Yerba mate is unlikely to cause harm to healthy adults who drink it occasionally.
However, those who drink it regularly may be at increased risk of the following:
Studies show that drinking large amounts of yerba mate for a long time may increase your risk of upper respiratory and digestive tract cancers (1, 31, 32, 33).
One possible explanation is that mate contains polycyclic aromatic hydrocarbons (PAHs), known carcinogens also found in tobacco smoke and grilled meat (1).
It’s also often consumed at very hot temperatures. This could damage respiratory and digestive tract lining, increasing your risk of cancerous cell formation (31, 34).
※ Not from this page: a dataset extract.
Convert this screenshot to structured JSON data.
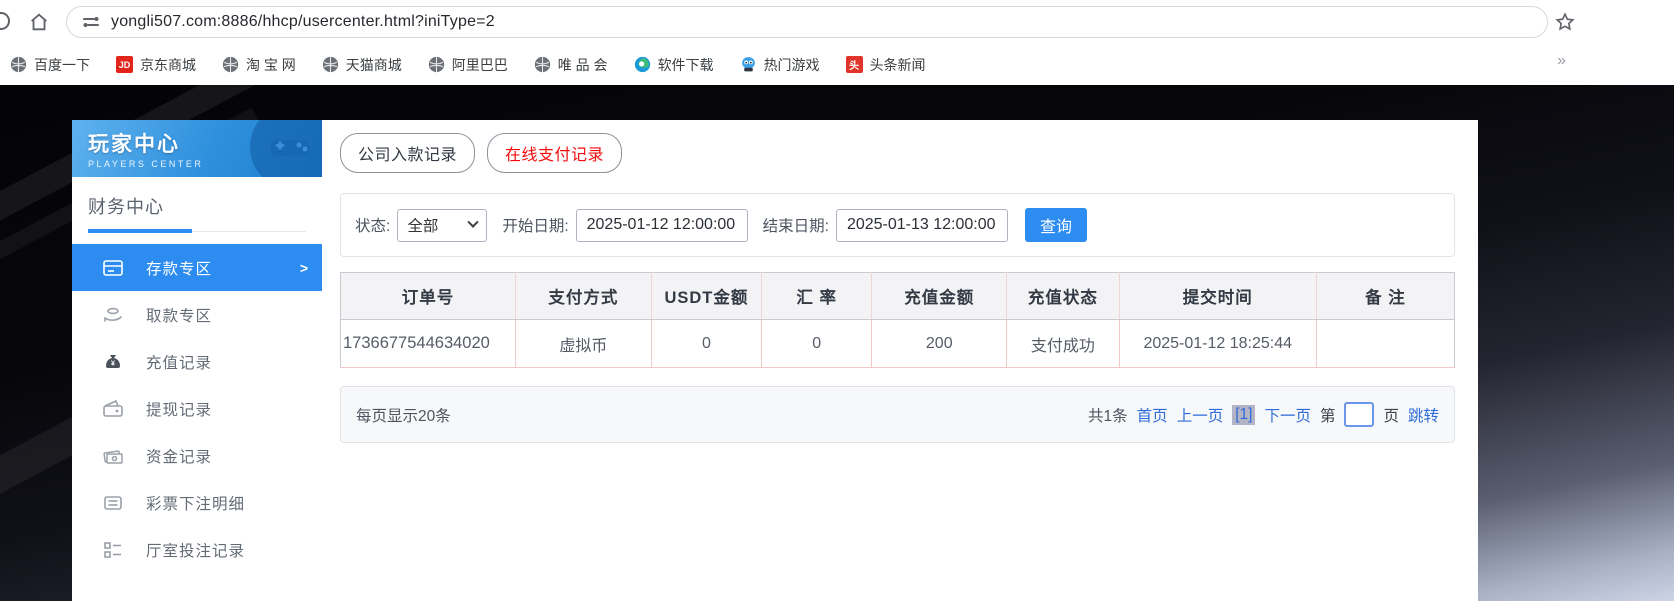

However, some compounds in it may protect against other types of cancer (1, 35).
Caffeine-Related Side Effects
Yerba mate contains caffeine. Too much caffeine can cause headaches, migraines, and high blood pressure in some individuals (36, 37).
Pregnant women should limit mate intake to a maximum of three cups per day. Too much caffeine may increase your risk of miscarriage and low birth weight (38, 39).
Studies show that certain compounds in yerba mate have monoamine oxidase inhibitor (MAOI) activity. MAOIs are often prescribed as medications for depression and Parkinson’s disease (1).
Therefore, individuals taking MAOI drugs should use yerba mate with caution.
Finally, due to its caffeine content, it may also interact with the muscle relaxant Zanaflex or the antidepressant Luvox. Individuals taking these drugs should avoid yerba mate, as it can increase the effects of the drugs (40).
SUMMARY Frequent consumption of yerba mate may increase your risk of certain cancers. Pregnant women and individuals sensitive to caffeine or taking certain prescribed medications should drink it with caution.